╭──

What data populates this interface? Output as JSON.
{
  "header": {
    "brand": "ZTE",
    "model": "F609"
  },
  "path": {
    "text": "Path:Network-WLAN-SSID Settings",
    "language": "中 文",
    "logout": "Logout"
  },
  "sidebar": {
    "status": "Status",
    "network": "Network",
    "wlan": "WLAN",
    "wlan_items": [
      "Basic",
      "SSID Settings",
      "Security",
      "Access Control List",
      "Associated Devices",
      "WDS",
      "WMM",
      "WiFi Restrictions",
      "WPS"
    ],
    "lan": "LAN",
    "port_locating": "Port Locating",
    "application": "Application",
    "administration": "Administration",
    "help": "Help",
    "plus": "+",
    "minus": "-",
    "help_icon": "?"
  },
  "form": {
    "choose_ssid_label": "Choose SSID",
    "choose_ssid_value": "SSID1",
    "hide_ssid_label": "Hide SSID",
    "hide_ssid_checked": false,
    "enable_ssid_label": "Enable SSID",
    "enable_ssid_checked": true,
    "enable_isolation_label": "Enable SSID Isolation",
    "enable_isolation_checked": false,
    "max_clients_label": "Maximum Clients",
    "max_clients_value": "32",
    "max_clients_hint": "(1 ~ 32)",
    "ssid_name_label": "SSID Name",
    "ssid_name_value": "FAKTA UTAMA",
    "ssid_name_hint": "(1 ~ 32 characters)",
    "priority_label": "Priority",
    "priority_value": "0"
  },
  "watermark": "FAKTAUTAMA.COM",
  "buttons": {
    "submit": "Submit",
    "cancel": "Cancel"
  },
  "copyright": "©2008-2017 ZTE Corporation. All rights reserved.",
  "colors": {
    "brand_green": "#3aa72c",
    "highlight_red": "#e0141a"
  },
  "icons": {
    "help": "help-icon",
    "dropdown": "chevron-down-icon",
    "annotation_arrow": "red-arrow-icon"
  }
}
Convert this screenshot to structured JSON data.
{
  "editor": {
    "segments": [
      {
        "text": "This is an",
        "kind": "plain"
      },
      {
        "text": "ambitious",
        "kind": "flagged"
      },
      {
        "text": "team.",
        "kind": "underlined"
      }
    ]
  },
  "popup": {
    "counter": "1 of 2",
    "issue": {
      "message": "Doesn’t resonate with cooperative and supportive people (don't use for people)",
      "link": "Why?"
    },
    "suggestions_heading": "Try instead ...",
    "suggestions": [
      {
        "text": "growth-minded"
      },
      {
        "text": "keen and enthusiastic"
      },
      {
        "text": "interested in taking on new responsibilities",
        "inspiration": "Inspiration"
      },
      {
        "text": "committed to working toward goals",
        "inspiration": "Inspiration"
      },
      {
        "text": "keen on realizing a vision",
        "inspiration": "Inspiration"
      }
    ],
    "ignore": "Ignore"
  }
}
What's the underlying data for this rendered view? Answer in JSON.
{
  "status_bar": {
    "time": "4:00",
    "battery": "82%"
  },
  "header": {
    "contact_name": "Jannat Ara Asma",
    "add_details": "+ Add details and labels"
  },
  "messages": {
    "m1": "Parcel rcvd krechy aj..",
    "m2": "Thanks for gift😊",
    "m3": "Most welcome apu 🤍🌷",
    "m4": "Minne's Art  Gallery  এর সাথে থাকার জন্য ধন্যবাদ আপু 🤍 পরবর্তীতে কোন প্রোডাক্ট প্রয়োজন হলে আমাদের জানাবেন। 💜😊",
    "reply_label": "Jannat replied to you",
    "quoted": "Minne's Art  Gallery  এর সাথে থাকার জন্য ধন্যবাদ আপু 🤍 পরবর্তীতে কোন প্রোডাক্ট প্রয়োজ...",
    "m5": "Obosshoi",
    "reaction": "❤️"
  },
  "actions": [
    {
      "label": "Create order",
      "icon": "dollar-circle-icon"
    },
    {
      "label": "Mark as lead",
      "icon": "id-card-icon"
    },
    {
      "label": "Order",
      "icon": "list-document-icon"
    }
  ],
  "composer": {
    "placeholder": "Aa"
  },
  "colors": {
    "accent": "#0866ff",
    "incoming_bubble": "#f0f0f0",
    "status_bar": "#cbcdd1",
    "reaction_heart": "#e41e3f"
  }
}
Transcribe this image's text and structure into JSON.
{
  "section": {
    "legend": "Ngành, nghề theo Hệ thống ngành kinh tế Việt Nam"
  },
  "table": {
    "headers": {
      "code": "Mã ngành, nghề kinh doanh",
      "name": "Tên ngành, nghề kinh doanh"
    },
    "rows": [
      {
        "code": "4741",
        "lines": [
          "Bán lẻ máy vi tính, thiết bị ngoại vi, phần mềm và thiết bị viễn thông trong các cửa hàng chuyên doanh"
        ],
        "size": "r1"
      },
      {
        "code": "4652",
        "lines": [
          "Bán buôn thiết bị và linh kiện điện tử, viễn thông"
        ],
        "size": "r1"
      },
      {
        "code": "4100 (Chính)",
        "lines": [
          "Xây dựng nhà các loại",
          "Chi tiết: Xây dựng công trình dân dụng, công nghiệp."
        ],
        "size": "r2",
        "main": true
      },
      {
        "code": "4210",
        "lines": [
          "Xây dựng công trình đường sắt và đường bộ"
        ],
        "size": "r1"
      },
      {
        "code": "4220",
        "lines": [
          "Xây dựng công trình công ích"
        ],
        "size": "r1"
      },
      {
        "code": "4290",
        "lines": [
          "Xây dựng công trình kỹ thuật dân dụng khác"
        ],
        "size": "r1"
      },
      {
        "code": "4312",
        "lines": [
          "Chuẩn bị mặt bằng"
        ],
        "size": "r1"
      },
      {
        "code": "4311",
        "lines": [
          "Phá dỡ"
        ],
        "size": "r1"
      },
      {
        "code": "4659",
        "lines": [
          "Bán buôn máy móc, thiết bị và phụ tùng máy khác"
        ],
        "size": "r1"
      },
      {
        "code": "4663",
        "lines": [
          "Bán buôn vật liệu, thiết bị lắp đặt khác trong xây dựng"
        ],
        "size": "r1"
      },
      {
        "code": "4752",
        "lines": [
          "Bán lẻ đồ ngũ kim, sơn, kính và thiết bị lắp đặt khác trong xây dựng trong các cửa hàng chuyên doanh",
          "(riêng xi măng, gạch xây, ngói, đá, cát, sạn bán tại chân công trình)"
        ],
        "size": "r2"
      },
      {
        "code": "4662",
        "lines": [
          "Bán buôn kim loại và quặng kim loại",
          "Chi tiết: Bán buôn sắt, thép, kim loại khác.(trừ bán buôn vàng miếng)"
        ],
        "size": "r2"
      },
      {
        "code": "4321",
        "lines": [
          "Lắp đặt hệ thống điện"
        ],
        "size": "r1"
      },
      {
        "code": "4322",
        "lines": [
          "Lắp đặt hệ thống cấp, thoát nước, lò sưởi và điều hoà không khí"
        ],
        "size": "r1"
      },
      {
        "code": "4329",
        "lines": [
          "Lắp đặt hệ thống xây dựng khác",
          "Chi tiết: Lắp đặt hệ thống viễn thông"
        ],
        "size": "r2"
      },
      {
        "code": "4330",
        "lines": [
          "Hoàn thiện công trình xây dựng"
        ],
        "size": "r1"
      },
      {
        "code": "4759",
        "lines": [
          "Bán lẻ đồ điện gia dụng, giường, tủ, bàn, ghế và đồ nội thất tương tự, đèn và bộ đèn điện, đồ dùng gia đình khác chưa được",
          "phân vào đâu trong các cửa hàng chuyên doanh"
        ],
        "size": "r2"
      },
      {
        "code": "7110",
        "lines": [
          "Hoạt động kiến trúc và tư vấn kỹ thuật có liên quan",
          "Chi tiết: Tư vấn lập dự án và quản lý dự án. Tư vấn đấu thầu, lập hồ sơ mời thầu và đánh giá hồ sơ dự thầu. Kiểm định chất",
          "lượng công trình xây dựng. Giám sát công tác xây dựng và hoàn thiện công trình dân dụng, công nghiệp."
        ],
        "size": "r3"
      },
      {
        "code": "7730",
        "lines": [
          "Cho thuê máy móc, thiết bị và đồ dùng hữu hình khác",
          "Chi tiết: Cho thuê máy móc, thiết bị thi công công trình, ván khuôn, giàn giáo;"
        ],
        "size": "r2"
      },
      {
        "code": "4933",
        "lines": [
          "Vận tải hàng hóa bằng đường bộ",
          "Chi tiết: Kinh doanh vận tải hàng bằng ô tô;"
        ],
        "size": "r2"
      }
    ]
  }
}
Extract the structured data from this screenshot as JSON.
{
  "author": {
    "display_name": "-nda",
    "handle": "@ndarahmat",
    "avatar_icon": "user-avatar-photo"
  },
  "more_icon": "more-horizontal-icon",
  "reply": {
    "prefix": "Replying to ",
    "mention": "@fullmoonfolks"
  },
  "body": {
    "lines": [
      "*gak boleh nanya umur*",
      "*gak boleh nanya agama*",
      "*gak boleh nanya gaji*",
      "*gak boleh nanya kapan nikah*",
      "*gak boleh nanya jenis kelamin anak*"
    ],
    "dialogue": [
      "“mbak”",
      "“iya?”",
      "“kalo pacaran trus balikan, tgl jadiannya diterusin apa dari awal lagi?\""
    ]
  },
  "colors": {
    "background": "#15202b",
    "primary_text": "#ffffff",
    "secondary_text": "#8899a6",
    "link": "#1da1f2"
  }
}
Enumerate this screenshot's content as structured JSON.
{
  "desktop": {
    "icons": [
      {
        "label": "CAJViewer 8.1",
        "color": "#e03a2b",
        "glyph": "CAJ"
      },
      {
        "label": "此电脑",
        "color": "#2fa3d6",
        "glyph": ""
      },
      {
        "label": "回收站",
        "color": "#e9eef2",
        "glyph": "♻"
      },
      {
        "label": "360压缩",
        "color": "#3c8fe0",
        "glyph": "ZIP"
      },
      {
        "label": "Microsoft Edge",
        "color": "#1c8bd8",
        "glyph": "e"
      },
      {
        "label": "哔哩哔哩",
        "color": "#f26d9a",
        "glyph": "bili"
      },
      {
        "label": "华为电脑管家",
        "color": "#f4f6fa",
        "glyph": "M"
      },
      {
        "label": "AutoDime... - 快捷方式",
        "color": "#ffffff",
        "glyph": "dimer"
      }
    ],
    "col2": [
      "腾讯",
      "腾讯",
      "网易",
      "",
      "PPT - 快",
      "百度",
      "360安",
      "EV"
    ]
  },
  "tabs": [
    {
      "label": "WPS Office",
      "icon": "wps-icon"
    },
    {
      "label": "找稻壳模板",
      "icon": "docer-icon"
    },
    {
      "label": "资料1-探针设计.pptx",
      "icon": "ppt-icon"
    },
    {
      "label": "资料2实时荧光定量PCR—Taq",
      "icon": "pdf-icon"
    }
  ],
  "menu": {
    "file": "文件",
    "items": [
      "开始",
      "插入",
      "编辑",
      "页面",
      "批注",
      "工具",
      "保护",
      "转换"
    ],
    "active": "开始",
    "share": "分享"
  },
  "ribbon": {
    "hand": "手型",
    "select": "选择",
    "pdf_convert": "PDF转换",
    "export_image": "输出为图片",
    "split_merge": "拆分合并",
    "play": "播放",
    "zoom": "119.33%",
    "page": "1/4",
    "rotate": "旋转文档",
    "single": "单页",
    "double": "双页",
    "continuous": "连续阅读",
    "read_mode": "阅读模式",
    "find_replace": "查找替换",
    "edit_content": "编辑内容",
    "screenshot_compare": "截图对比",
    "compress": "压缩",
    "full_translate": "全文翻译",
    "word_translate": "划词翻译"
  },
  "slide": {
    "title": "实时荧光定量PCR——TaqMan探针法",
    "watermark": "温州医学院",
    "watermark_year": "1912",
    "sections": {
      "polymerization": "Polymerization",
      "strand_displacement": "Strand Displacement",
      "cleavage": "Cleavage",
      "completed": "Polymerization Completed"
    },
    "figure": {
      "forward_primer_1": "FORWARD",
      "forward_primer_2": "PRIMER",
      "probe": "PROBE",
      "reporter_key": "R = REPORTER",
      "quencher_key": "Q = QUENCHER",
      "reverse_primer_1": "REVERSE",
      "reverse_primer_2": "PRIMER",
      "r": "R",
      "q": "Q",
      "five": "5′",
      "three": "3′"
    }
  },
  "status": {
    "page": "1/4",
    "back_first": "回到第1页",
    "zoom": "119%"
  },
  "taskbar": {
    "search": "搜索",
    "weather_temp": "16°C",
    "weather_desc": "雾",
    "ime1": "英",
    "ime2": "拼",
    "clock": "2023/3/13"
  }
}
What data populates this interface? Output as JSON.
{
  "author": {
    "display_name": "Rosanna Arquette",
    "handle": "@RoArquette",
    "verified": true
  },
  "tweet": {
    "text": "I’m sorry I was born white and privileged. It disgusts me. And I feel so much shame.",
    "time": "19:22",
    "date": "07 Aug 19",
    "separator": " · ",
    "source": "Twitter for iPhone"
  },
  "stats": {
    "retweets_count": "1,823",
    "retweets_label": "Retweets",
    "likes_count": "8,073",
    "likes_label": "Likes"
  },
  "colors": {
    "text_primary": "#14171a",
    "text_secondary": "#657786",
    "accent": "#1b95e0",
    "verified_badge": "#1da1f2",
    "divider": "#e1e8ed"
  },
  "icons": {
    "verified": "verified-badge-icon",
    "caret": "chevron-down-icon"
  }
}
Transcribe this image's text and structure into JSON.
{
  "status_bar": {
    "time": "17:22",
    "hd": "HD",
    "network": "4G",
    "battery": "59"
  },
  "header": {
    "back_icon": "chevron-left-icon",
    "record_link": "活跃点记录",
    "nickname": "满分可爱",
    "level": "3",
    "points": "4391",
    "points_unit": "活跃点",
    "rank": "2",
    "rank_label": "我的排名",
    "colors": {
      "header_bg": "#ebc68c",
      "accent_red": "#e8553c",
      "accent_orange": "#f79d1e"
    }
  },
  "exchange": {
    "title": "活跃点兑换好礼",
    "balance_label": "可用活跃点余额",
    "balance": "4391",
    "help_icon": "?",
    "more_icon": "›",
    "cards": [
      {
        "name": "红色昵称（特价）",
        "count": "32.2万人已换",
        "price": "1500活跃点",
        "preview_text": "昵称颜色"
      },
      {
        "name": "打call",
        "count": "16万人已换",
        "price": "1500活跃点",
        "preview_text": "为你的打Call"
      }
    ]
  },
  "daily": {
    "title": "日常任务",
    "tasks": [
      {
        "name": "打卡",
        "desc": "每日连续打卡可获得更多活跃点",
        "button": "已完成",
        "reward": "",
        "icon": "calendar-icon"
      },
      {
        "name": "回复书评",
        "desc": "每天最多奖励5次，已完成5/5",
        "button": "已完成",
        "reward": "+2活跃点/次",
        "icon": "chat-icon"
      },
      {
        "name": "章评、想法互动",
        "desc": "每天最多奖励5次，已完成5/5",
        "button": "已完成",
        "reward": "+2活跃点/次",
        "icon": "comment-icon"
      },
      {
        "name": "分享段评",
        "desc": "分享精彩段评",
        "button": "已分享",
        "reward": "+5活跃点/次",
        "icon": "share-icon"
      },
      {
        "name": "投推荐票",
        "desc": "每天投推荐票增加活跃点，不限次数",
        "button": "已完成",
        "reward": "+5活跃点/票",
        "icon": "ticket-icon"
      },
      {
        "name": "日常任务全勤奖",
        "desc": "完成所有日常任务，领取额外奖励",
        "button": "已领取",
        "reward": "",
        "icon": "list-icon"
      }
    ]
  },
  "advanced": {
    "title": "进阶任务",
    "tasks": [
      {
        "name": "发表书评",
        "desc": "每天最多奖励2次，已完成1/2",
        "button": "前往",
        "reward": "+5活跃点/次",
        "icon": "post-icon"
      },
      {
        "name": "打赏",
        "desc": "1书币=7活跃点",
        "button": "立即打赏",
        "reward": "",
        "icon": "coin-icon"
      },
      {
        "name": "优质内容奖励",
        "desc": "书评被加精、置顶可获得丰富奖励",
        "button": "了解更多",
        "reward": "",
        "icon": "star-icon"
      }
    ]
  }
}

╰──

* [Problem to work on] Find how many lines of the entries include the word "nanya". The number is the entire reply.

* [Task output] 5